Completely Updated Parliamentary Procedure Website with Resources

For almost thirty years, my parliamentary procedure website has had more articles and resources on meeting procedure and Robert’s Rules of Order than most anywhere else online. In part due to the new Robert’s Rules of Order (released 2020), the site has been completely revamped and updated, with all references now to Robert’s Rules of Order Newly Revised (12th Edition). The updated website includes: Dozens of charts and articles on running effective meetings, all revised to the new Robert’s 12th Edition. Guides/”cheat sheets” to the new Robert’s and other major parliamentary manuals, including The Standard Code. Tips on how smaller … Continue reading

Thoughts on Bylaws: Individual Amendments, Bylaws Revisions, and Best Practices on Amending Bylaws

There are usually three main governing documents that most nonprofit corporations have today—corporate articles, bylaws, and board policy. The corporate articles (or “articles of incorporation” or “corporate charter”) are a legal document filed with the state and should have only statutory requirements, such as name of organization, address, service agent, etc. That said, older articles sometimes have additional provisions, including ones touching on governance, such as who can serve as a director, board size, date of annual meeting, etc. If you are considering bylaws changes, make certain to get a copy of any corporate articles to make certain there are … Continue reading

Robert’s Rules of Order vs The Standard Code of Parliamentary Procedure vs the AIP Standard Code of Parliamentary Procedure

A question came up during a recent online discussion of pros and cons between Robert’s Rules of Order and The Standard Code of Parliamentary Procedure. One comment asked if Robert’s was “archaic and obsolete.” Here’s my answer. There are several major parliamentary manuals, with Robert’s Rules of Order being the best known. Robert’s Rules and parliamentary procedure are viewed as one and the same by most of the public. Of organizations that have a parliamentary authority in their governing documents, Robert’s is by far the most common choice (some surveys suggest 80%-90%) . State statutes that prescribe a parliamentary authority for some types of … Continue reading

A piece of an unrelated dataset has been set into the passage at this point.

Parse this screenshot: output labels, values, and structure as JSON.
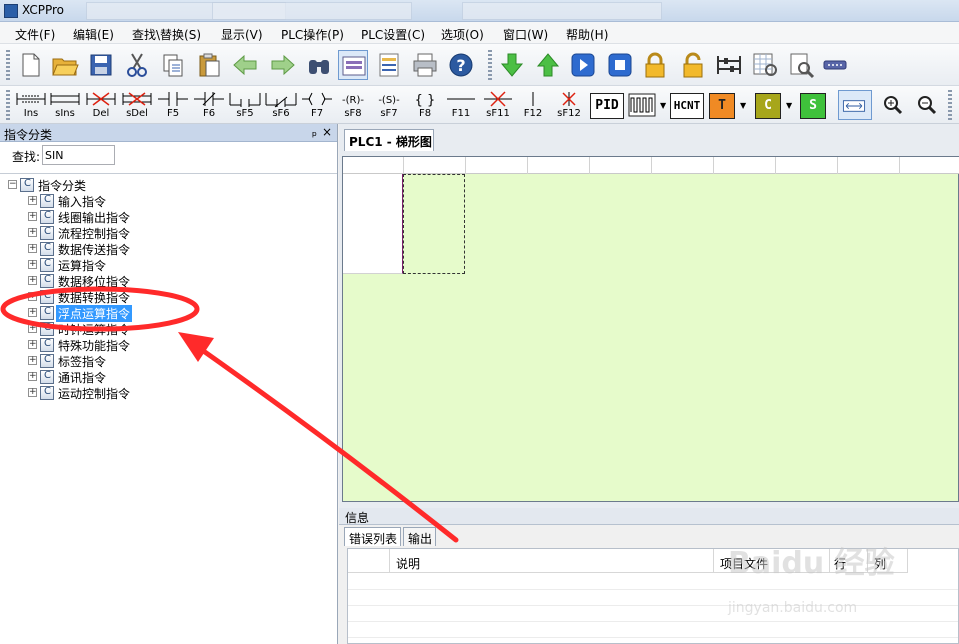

Voting by Written Ballot and Written Agreement in North Carolina

When it comes to asking homeowners association /  condo members to approve or reject matters in North Carolina, there are generally two options: the written ballot and the written agreement. These documents and legally dictated processes may look very similar, but they are legally distinct. This article examines how and when using the written ballot versus a written agreement makes sense and how to use each effectively. Written Ballot When you think about being asked to vote on something, most people probably first think of a ballot. Ballots, by definition, allow someone to vote for or against something. For in-person meetings, ballots … Continue reading

There Is No “Meeting by Ballot” Under New NC Law

Our firm’s attorneys have seen several recent association mailings entitled something to the effect of “Meeting by Ballot” or “Annual Meeting by Ballot.” It appears there is a belief among some that the recent adoption of House Bill 320 (“Modernize Remote Business Access”) created a new method of members meeting through a written instrument. It did not. As discussed in the recent post Does New Law Mean Associations Don’t Have to Hold Annual Meetings?, North Carolina has two main methods for association members to make decisions: A membership meeting, which can be held in person or under the new statute … Continue reading